Nature Foundation worried about plans to build hotel on Simpson Bay Beach | THE DAILY HERALD

The stretch of Simpson Bay Beach between Karakter Beach Bar and Restaurant and White Sands Beach Club.

A stake used for measuring property that was found on Simpson Bay Beach.

SIMPSON BAY–St. Maarten Nature Foundation was informed during beach assessments carried out as part of the monitoring of local sea-turtle populations during nesting season that the development of a 32-room hotel is being planned for the area of Simpson Bay Beach between Karakter Beach Bar and Restaurant and White Sands Beach Club.

The foundation said Tuesday that it is “very concerned” about the rumoured development, considering that the area is one of the last undisturbed and undeveloped nesting beaches for all three of the endangered sea turtle species that come ashore to lay eggs in St. Maarten.

“Although we have not yet received confirmation that this project has been approved, we did find stakes used for measuring property all over the beach. This, together with information that has been shared within the community, has caused us to have major concerns about this new proposed development for that section of Simpson Bay Beach.

“If this development were to go ahead it would mean the end of sea turtles coming ashore to nest on Simpson Bay Beach, the most important nesting sea turtle beach on the Dutch side,” said Nature Foundation Manager Tadzio Bervoets.

The foundation has been calling for the sustainable use of the country’s beaches and for legislation to be established that would protect local beaches, the island’s most important natural resource.

Sea-turtle population numbers have plummeted to dangerously low numbers throughout the past century due to human impact, bringing many species close to extinction and causing them to be listed as critically endangered.

“We also would like to remind developers and those responsible for issuing permits that based on Articles 16 and 17 of the Nature Conservation Ordinance St. Maarten, it is illegal to kill, wound, capture or pick up sea turtles.

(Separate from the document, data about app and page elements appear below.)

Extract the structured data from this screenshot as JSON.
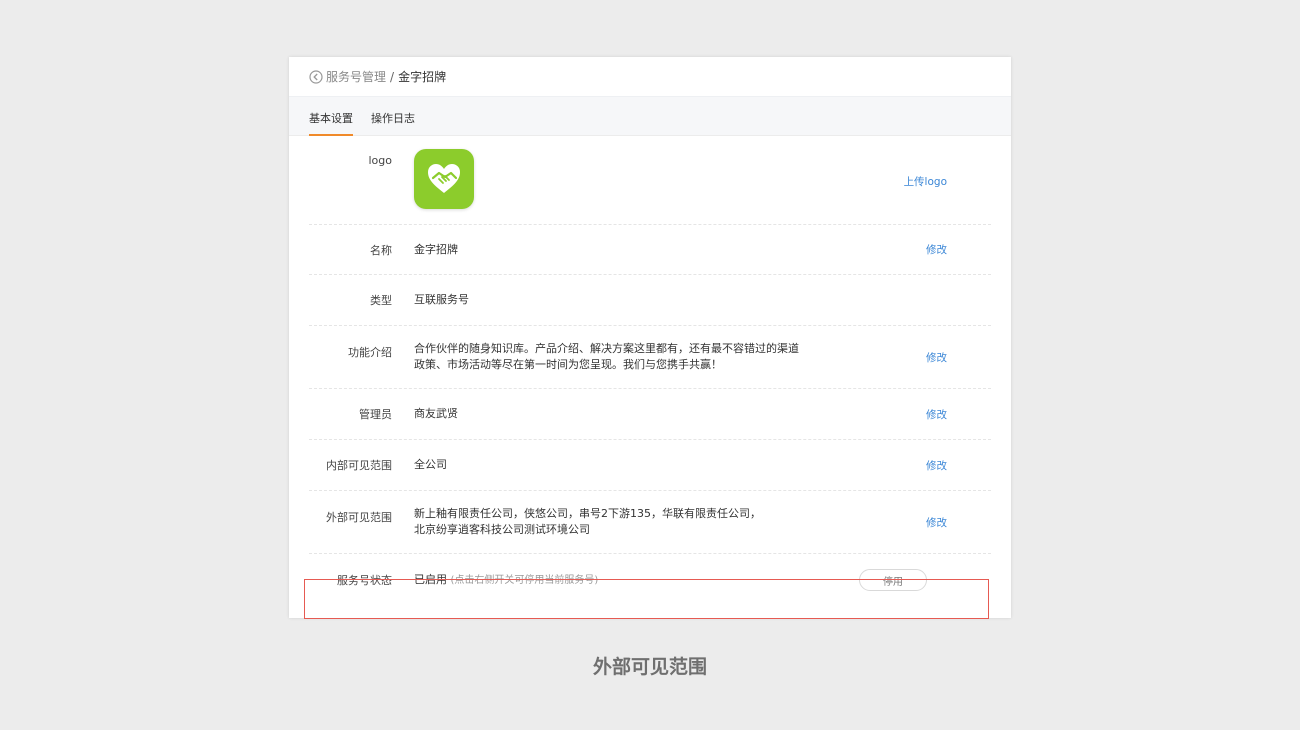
{
  "breadcrumb": {
    "parent": "服务号管理",
    "separator": "/",
    "current": "金字招牌"
  },
  "tabs": [
    {
      "label": "基本设置",
      "active": true
    },
    {
      "label": "操作日志",
      "active": false
    }
  ],
  "rows": {
    "logo": {
      "label": "logo",
      "action": "上传logo"
    },
    "name": {
      "label": "名称",
      "value": "金字招牌",
      "action": "修改"
    },
    "type": {
      "label": "类型",
      "value": "互联服务号"
    },
    "intro": {
      "label": "功能介绍",
      "line1": "合作伙伴的随身知识库。产品介绍、解决方案这里都有，还有最不容错过的渠道",
      "line2": "政策、市场活动等尽在第一时间为您呈现。我们与您携手共赢！",
      "action": "修改"
    },
    "admin": {
      "label": "管理员",
      "value": "商友武贤",
      "action": "修改"
    },
    "internal": {
      "label": "内部可见范围",
      "value": "全公司",
      "action": "修改"
    },
    "external": {
      "label": "外部可见范围",
      "line1": "新上釉有限责任公司，侠悠公司，串号2下游135，华联有限责任公司，",
      "line2": "北京纷享逍客科技公司测试环境公司",
      "action": "修改"
    },
    "status": {
      "label": "服务号状态",
      "value": "已启用",
      "hint": "(点击右侧开关可停用当前服务号)",
      "button": "停用"
    }
  },
  "caption": "外部可见范围",
  "colors": {
    "accent": "#f08a2a",
    "link": "#3a86d6",
    "logo_bg": "#8ccc2c",
    "highlight": "#e65a52"
  },
  "icons": {
    "back": "chevron-left-circle-icon",
    "logo": "handshake-heart-icon"
  }
}
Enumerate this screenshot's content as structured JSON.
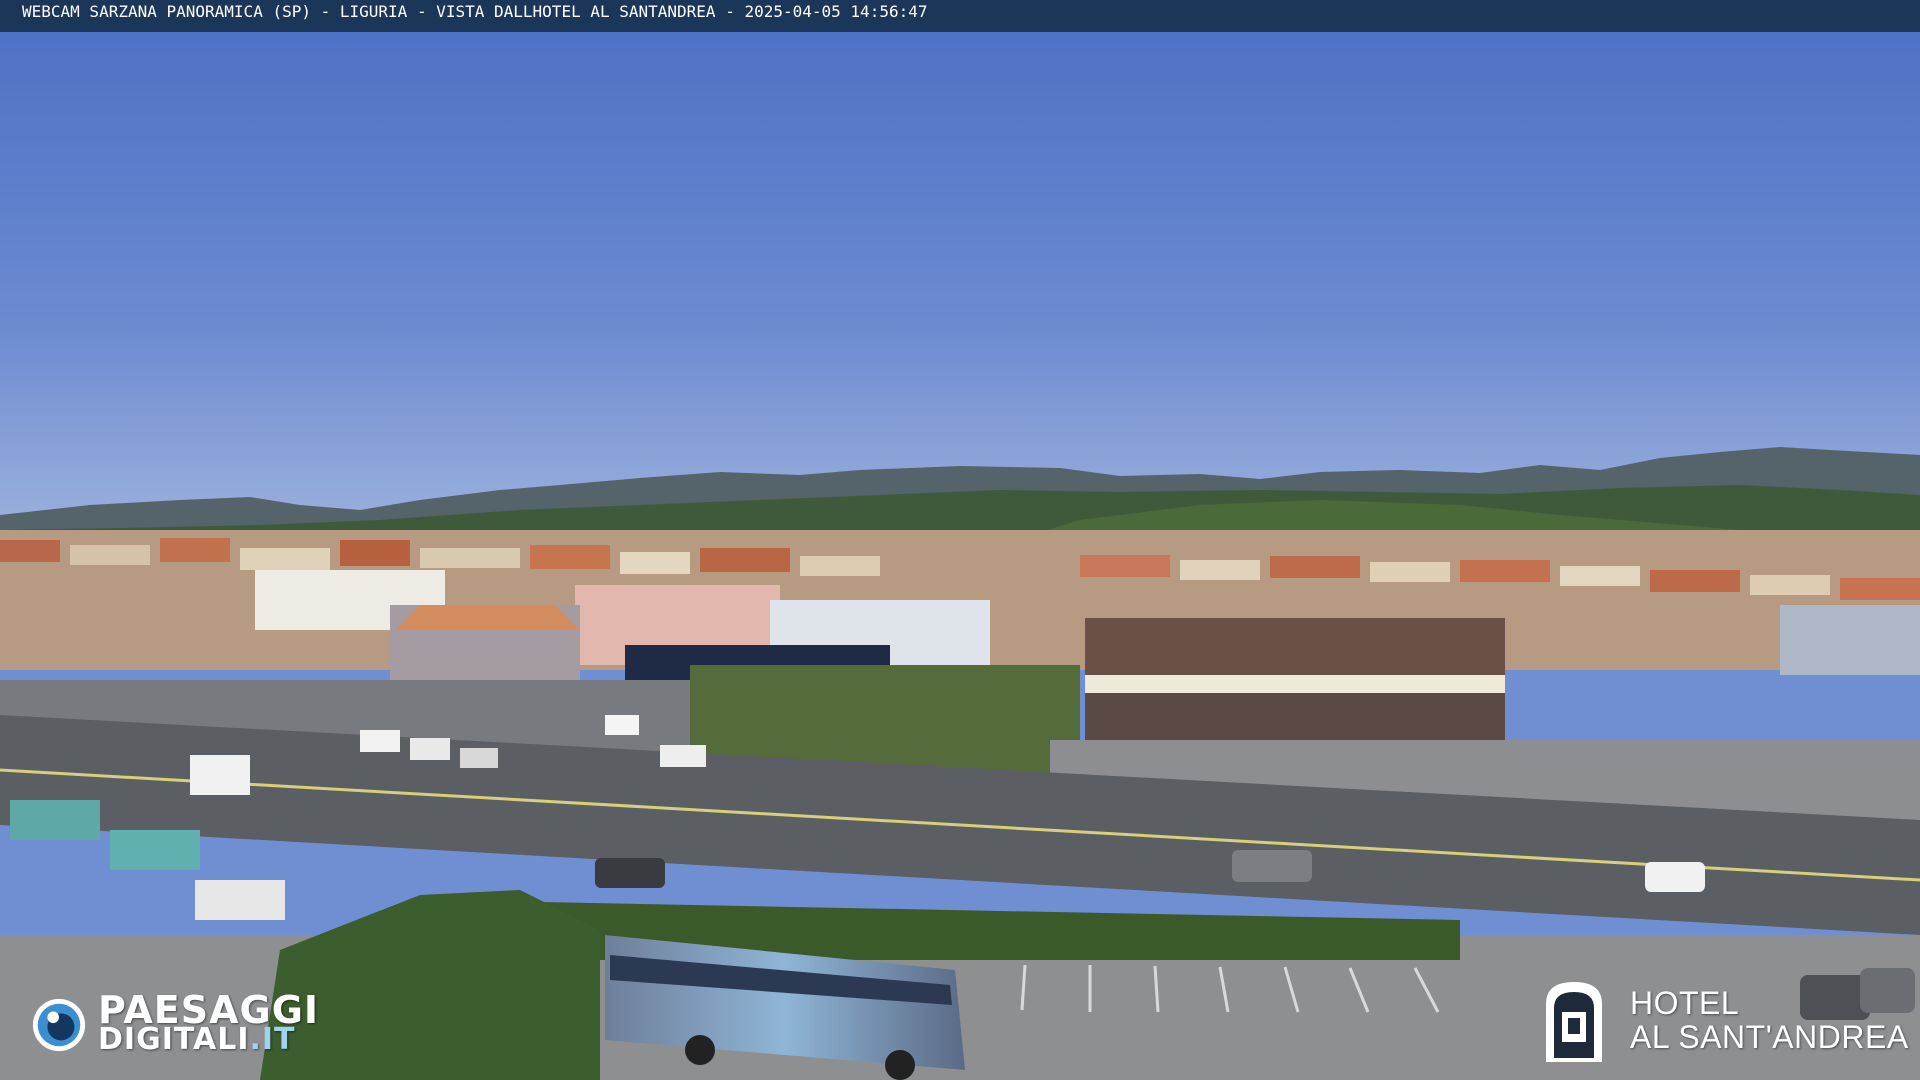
{
  "overlay": {
    "caption": "WEBCAM SARZANA PANORAMICA (SP) - LIGURIA - VISTA DALLHOTEL AL SANTANDREA - 2025-04-05   14:56:47"
  },
  "watermarks": {
    "left_logo_line1": "PAESAGGI",
    "left_logo_line2": "DIGITALI",
    "left_logo_tld": ".IT",
    "right_logo_line1": "HOTEL",
    "right_logo_line2": "AL SANT'ANDREA"
  },
  "colors": {
    "sky_top": "#4a6fc4",
    "sky_horizon": "#8fa8da",
    "caption_bar": "#1c3659"
  }
}
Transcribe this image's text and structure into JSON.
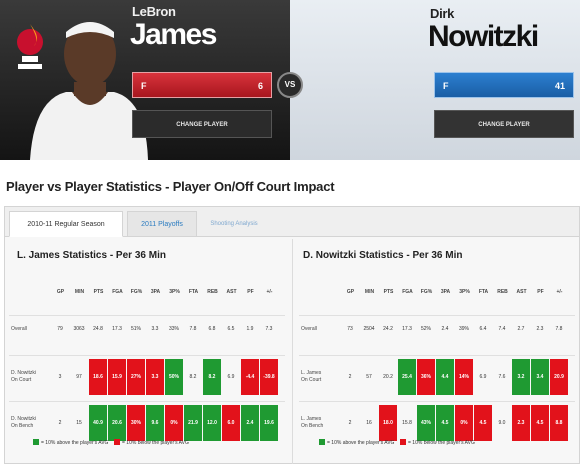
{
  "colors": {
    "heat_red": "#d8333c",
    "mavs_blue": "#2c7fd0",
    "above_avg_green": "#1f9a32",
    "below_avg_red": "#e2121b"
  },
  "player1": {
    "first": "LeBron",
    "last": "James",
    "position": "F",
    "number": "6",
    "change": "CHANGE PLAYER",
    "team_logo": "heat-logo-icon"
  },
  "player2": {
    "first": "Dirk",
    "last": "Nowitzki",
    "position": "F",
    "number": "41",
    "change": "CHANGE PLAYER",
    "team_logo": "mavericks-logo-icon"
  },
  "vs": "VS",
  "title": "Player vs Player Statistics - Player On/Off Court Impact",
  "tabs": [
    "2010-11 Regular Season",
    "2011 Playoffs",
    "Shooting Analysis"
  ],
  "columns": [
    "GP",
    "MIN",
    "PTS",
    "FGA",
    "FG%",
    "3PA",
    "3P%",
    "FTA",
    "REB",
    "AST",
    "PF",
    "+/-"
  ],
  "left": {
    "title": "L. James Statistics - Per 36 Min",
    "rows": [
      {
        "label": [
          "Overall"
        ],
        "values": [
          "79",
          "3063",
          "24.8",
          "17.3",
          "51%",
          "3.3",
          "33%",
          "7.8",
          "6.8",
          "6.5",
          "1.9",
          "7.3"
        ],
        "colors": [
          "",
          "",
          "",
          "",
          "",
          "",
          "",
          "",
          "",
          "",
          "",
          ""
        ]
      },
      {
        "label": [
          "D. Nowitzki",
          "On Court"
        ],
        "values": [
          "3",
          "97",
          "18.6",
          "15.9",
          "27%",
          "3.3",
          "50%",
          "8.2",
          "8.2",
          "6.9",
          "-4.4",
          "-39.8"
        ],
        "colors": [
          "",
          "",
          "r",
          "r",
          "r",
          "r",
          "g",
          "",
          "g",
          "",
          "r",
          "r"
        ]
      },
      {
        "label": [
          "D. Nowitzki",
          "On Bench"
        ],
        "values": [
          "2",
          "15",
          "40.9",
          "20.6",
          "30%",
          "9.6",
          "0%",
          "21.9",
          "12.0",
          "6.0",
          "2.4",
          "19.6"
        ],
        "colors": [
          "",
          "",
          "g",
          "g",
          "r",
          "g",
          "r",
          "g",
          "g",
          "r",
          "g",
          "g"
        ]
      }
    ],
    "legend_above": "= 10% above the player's AVG",
    "legend_below": "= 10% below the player's AVG"
  },
  "right": {
    "title": "D. Nowitzki Statistics - Per 36 Min",
    "rows": [
      {
        "label": [
          "Overall"
        ],
        "values": [
          "73",
          "2504",
          "24.2",
          "17.3",
          "52%",
          "2.4",
          "39%",
          "6.4",
          "7.4",
          "2.7",
          "2.3",
          "7.8"
        ],
        "colors": [
          "",
          "",
          "",
          "",
          "",
          "",
          "",
          "",
          "",
          "",
          "",
          ""
        ]
      },
      {
        "label": [
          "L. James",
          "On Court"
        ],
        "values": [
          "2",
          "57",
          "20.2",
          "25.4",
          "36%",
          "4.4",
          "14%",
          "6.9",
          "7.6",
          "3.2",
          "3.4",
          "20.9"
        ],
        "colors": [
          "",
          "",
          "",
          "g",
          "r",
          "g",
          "r",
          "",
          "",
          "g",
          "g",
          "r"
        ]
      },
      {
        "label": [
          "L. James",
          "On Bench"
        ],
        "values": [
          "2",
          "16",
          "18.0",
          "15.8",
          "43%",
          "4.5",
          "0%",
          "4.5",
          "9.0",
          "2.3",
          "4.5",
          "8.8"
        ],
        "colors": [
          "",
          "",
          "r",
          "",
          "g",
          "g",
          "r",
          "r",
          "",
          "r",
          "r",
          "r"
        ]
      }
    ],
    "legend_above": "= 10% above the player's AVG",
    "legend_below": "= 10% below the player's AVG"
  }
}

“It is also illegal to directly or indirectly disturb their environment resulting in a physical threat or damage, or to commit other acts which result in disturbance of the animal. It is forbidden to disturb, damage or destroy sea turtle nests, lairs or breeding places, which that section of Simpson Bay Beach is classified as,” explained Bervoets.

The foundation said it has requested clarification on the matter from the Ministry of Public Housing, Spatial Planning, Environment and Infrastructure VROMI.

St. Maarten Nature Foundation is the designated focal point for sea turtle conservation according to the Inter American Sea Turtle Convention and the SPAW Protocol on Endangered Species, is country representative of the Wider Caribbean Sea Turtle Network, and has received specialised training in sea turtle conservation, including relocating turtle nests that are in danger due to human activities or natural events such as storm surge.

Source: The Daily Herald